LOUISVILLE, Ky. — Debilitating spinal chord injuries not only affect mobility, but can lead to other serious health problems.
However, a new groundbreaking study conducted at the University of Louisville’s School of Medicine may lead to a new therapy to reverse those effects.
With the help of 10 years of research, a Louisville doctor is using stem cells from nasal passages to help rebuild damaged spinal chord tissue.
“It’s terribly exciting; we do research all our lives,” Dr. Fred Roisen said.
“What really is the importance of a stem cell? The importance is you can take a cell and use it to replace damaged cells in the human body.”
Roisen doesn’t use the controversial embryonic stem cells, but uses the more stable adult stem cells taken from the nose.”You’ll see we’re going to take a little tiny piece of tissue about the size of a pin head,” Roisen said.
Dr. Roisen’s study has shown in the laboratory that the adult stem cells can change into neurons that help heal the break in damaged spinal tissue that is responsible for carrying electric signals to the nervous system.
“So there’s an injury, there’s a gap in the rat’s spinal cord,” Roisen said. “They fill the gap, they pump out the growth factors and they elongate and they literally make a bridge across the break.”
Using rats with spinal defects as test subjects, Roisen’s therapy virtually healed a rat with a paralyzed paw in about 11 weeks.

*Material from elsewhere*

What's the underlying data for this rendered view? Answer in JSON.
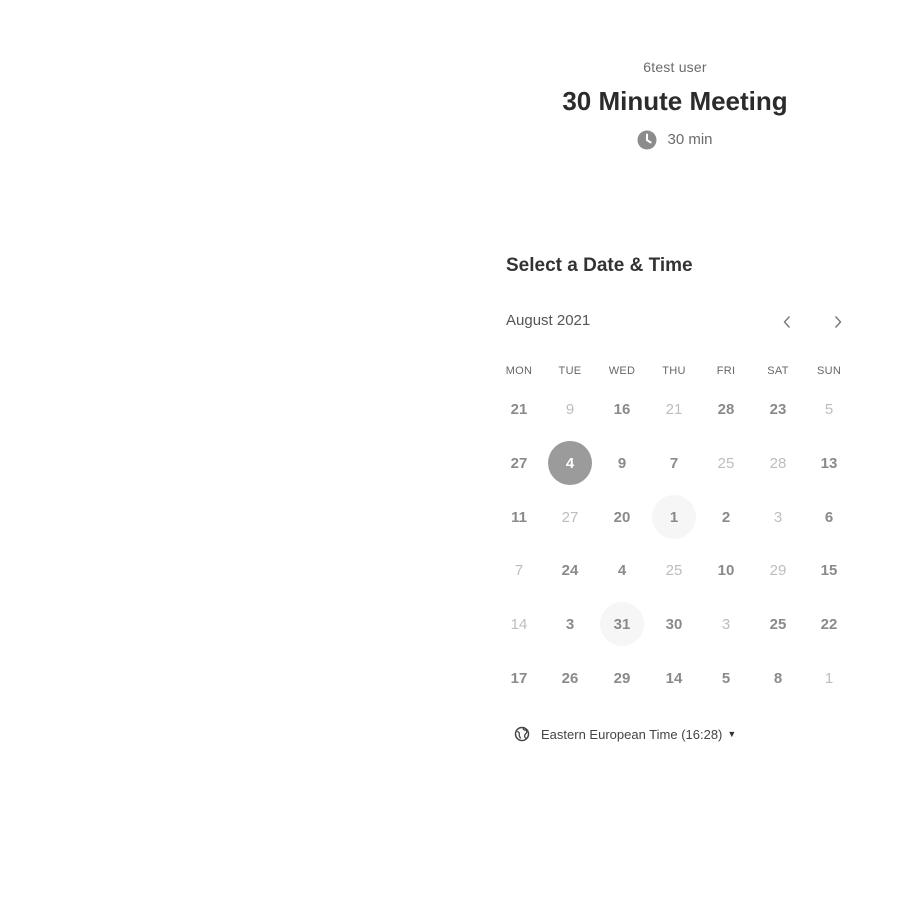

Roisen’s research also showed there is a possibility a person with a spinal chord injury could be healed using stem cells from their own nose, which means less chance of rejection and no need for anti-rejection medication.